The university hosts 105 students who are recipients of DACA, or Deferred Action for Childhood Arrivals, the two-year permit that allows them to study or work legally in the U.S.
Dr. Elsa Nunez, ECSU’s president, was emotional as she addressed the rally.
“I was with my family Labor Day Weekend, and I said to my husband -- I don’t want to go to work tomorrow,” she said. “I just don’t want to go and have to face the students to have to now struggle for six months to fight for what they deserve.”
Trump’s announcement delays the end of DACA for six months with an instruction to Congress to address immigration reform.
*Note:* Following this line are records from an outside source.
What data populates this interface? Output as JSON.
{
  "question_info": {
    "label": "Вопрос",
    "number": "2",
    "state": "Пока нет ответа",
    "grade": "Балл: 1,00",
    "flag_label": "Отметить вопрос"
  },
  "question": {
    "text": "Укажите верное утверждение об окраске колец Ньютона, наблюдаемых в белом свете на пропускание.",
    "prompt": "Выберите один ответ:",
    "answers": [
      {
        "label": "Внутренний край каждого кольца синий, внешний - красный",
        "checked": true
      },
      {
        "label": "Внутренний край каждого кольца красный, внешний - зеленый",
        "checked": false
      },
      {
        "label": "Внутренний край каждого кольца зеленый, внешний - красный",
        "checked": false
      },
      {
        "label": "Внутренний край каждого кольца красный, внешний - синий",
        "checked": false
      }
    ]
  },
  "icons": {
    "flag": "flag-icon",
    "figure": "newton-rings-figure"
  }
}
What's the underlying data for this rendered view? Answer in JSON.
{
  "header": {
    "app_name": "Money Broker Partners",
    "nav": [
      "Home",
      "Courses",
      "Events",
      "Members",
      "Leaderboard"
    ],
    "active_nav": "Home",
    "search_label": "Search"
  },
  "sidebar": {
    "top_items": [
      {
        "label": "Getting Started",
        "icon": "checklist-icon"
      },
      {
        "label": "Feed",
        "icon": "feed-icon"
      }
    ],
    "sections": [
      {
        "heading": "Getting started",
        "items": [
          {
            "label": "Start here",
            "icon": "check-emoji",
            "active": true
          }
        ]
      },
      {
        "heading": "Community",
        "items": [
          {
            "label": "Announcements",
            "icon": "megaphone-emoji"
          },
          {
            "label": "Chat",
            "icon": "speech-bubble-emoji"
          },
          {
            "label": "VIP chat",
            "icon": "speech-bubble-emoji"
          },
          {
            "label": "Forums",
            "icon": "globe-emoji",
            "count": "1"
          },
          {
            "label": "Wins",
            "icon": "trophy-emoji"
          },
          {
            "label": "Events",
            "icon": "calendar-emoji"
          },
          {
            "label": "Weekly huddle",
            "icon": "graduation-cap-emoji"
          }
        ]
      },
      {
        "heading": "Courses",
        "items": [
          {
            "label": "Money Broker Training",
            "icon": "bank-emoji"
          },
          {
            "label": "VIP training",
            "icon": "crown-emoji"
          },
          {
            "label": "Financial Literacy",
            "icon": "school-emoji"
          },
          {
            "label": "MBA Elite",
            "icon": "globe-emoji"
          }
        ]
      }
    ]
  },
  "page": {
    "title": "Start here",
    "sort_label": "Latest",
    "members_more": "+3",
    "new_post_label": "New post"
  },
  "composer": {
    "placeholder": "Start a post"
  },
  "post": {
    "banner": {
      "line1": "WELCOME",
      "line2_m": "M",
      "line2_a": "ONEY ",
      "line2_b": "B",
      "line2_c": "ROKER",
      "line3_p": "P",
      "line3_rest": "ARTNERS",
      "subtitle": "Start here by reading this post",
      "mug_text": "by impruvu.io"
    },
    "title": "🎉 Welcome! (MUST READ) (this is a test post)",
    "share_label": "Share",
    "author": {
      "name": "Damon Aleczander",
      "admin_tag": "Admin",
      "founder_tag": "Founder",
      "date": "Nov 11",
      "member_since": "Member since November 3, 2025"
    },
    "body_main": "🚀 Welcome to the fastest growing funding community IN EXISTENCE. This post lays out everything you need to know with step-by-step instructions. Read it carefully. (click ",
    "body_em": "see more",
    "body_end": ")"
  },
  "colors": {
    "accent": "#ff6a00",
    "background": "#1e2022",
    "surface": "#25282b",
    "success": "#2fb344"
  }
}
Sophomore Daniel Castillo is a DACA recipient. He was brought to the U.S. from Mexico when he was three. He said the current uncertainty is already taking a toll on him and others.
“We’re so far away from family, so we don’t really know where we can seek help, especially since we are undocumented,” he told WNPR. “Our experience is so unique that we don’t know who to trust or not. People decide to just bottle it all up themselves and deal with it themselves, and it affects their personal lives, it can affect their academics, and we don’t want that.”
Eastern stresses that no public funds are being used to support undocumented students as they are not eligible for Pell grants or state aid. And the university says no Connecticut students are being displaced by their presence.
“We’re not the people that are depicted on the news,” said Monica Torrijos, who’s at Eastern majoring in criminology and psychology. “We aren’t here to take people’s jobs. We’re here to work, we’re here to grow the economy, but at the same time we are human beings. We deserve the respect and the humanity that other people do as well.”
Torrijos urged people to write to their elected representatives on behalf of DACA recipients.
Greg Romanovsky is head of New England's American Immigration Lawyer's Association. He said the elimination of DACA will leave most of the recipients with little recourse.
"For the vast majority of the Dreamers, there will be no other options," he said. "Instead, they will be left completely exposed."
The program required undocumented young people to apply and register with U.S. immigration officials. Attorney General Jeff Sessions, who made the administration's announcement Tuesday, said Congress has until March 18 to legislate a potential continuance of the program.
WBUR's Shannon Dooling contributed to this report.